((

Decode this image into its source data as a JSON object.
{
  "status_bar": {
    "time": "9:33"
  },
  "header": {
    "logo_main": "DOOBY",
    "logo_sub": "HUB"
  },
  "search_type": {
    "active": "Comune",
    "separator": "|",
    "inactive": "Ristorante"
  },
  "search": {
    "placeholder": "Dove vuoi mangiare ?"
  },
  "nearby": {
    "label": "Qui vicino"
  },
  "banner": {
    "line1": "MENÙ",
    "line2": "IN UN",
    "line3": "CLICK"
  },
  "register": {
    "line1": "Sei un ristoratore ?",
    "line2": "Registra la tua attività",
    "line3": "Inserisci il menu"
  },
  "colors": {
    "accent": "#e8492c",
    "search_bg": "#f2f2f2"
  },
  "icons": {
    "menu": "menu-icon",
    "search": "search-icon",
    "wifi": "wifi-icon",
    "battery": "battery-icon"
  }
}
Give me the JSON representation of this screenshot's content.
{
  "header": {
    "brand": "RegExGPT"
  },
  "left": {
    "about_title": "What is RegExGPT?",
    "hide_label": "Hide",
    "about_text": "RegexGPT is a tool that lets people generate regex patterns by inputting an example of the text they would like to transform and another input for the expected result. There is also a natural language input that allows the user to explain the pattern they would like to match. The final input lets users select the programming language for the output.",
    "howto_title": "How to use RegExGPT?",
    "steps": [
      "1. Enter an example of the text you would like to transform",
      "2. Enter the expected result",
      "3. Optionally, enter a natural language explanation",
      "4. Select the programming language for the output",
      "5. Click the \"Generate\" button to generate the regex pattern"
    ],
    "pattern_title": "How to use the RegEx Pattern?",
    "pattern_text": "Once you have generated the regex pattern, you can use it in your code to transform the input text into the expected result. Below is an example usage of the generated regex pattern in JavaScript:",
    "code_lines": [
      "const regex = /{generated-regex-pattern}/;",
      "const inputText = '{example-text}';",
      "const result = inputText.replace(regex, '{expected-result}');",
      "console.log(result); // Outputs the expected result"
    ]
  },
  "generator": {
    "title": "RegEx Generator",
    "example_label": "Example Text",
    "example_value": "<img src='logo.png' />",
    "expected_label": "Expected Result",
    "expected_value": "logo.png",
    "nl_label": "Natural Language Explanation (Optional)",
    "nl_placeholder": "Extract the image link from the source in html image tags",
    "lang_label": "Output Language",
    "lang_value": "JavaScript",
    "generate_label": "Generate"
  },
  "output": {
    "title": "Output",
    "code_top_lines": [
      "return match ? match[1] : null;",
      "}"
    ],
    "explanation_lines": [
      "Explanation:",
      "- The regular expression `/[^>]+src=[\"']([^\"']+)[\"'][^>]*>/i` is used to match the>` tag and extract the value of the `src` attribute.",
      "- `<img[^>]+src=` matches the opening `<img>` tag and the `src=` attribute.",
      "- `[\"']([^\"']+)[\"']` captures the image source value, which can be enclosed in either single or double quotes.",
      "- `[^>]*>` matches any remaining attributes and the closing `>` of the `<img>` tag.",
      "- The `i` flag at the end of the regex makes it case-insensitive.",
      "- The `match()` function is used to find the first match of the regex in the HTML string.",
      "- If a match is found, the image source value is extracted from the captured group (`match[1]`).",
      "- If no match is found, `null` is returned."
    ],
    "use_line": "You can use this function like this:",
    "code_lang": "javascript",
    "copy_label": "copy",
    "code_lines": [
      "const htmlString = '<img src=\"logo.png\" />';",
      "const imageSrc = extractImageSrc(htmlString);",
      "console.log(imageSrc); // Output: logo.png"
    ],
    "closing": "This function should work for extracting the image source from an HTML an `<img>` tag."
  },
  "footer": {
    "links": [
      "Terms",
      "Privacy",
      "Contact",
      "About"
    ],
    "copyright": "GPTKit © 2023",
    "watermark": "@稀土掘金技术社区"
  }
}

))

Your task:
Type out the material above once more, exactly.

Problem solution:
Decode this image into its source data as a JSON object.
{
  "status_bar": {
    "time": "9:33"
  },
  "header": {
    "logo_main": "DOOBY",
    "logo_sub": "HUB"
  },
  "search_type": {
    "active": "Comune",
    "separator": "|",
    "inactive": "Ristorante"
  },
  "search": {
    "placeholder": "Dove vuoi mangiare ?"
  },
  "nearby": {
    "label": "Qui vicino"
  },
  "banner": {
    "line1": "MENÙ",
    "line2": "IN UN",
    "line3": "CLICK"
  },
  "register": {
    "line1": "Sei un ristoratore ?",
    "line2": "Registra la tua attività",
    "line3": "Inserisci il menu"
  },
  "colors": {
    "accent": "#e8492c",
    "search_bg": "#f2f2f2"
  },
  "icons": {
    "menu": "menu-icon",
    "search": "search-icon",
    "wifi": "wifi-icon",
    "battery": "battery-icon"
  }
}
Give me the JSON representation of this screenshot's content.
{
  "header": {
    "brand": "RegExGPT"
  },
  "left": {
    "about_title": "What is RegExGPT?",
    "hide_label": "Hide",
    "about_text": "RegexGPT is a tool that lets people generate regex patterns by inputting an example of the text they would like to transform and another input for the expected result. There is also a natural language input that allows the user to explain the pattern they would like to match. The final input lets users select the programming language for the output.",
    "howto_title": "How to use RegExGPT?",
    "steps": [
      "1. Enter an example of the text you would like to transform",
      "2. Enter the expected result",
      "3. Optionally, enter a natural language explanation",
      "4. Select the programming language for the output",
      "5. Click the \"Generate\" button to generate the regex pattern"
    ],
    "pattern_title": "How to use the RegEx Pattern?",
    "pattern_text": "Once you have generated the regex pattern, you can use it in your code to transform the input text into the expected result. Below is an example usage of the generated regex pattern in JavaScript:",
    "code_lines": [
      "const regex = /{generated-regex-pattern}/;",
      "const inputText = '{example-text}';",
      "const result = inputText.replace(regex, '{expected-result}');",
      "console.log(result); // Outputs the expected result"
    ]
  },
  "generator": {
    "title": "RegEx Generator",
    "example_label": "Example Text",
    "example_value": "<img src='logo.png' />",
    "expected_label": "Expected Result",
    "expected_value": "logo.png",
    "nl_label": "Natural Language Explanation (Optional)",
    "nl_placeholder": "Extract the image link from the source in html image tags",
    "lang_label": "Output Language",
    "lang_value": "JavaScript",
    "generate_label": "Generate"
  },
  "output": {
    "title": "Output",
    "code_top_lines": [
      "return match ? match[1] : null;",
      "}"
    ],
    "explanation_lines": [
      "Explanation:",
      "- The regular expression `/[^>]+src=[\"']([^\"']+)[\"'][^>]*>/i` is used to match the>` tag and extract the value of the `src` attribute.",
      "- `<img[^>]+src=` matches the opening `<img>` tag and the `src=` attribute.",
      "- `[\"']([^\"']+)[\"']` captures the image source value, which can be enclosed in either single or double quotes.",
      "- `[^>]*>` matches any remaining attributes and the closing `>` of the `<img>` tag.",
      "- The `i` flag at the end of the regex makes it case-insensitive.",
      "- The `match()` function is used to find the first match of the regex in the HTML string.",
      "- If a match is found, the image source value is extracted from the captured group (`match[1]`).",
      "- If no match is found, `null` is returned."
    ],
    "use_line": "You can use this function like this:",
    "code_lang": "javascript",
    "copy_label": "copy",
    "code_lines": [
      "const htmlString = '<img src=\"logo.png\" />';",
      "const imageSrc = extractImageSrc(htmlString);",
      "console.log(imageSrc); // Output: logo.png"
    ],
    "closing": "This function should work for extracting the image source from an HTML an `<img>` tag."
  },
  "footer": {
    "links": [
      "Terms",
      "Privacy",
      "Contact",
      "About"
    ],
    "copyright": "GPTKit © 2023",
    "watermark": "@稀土掘金技术社区"
  }
}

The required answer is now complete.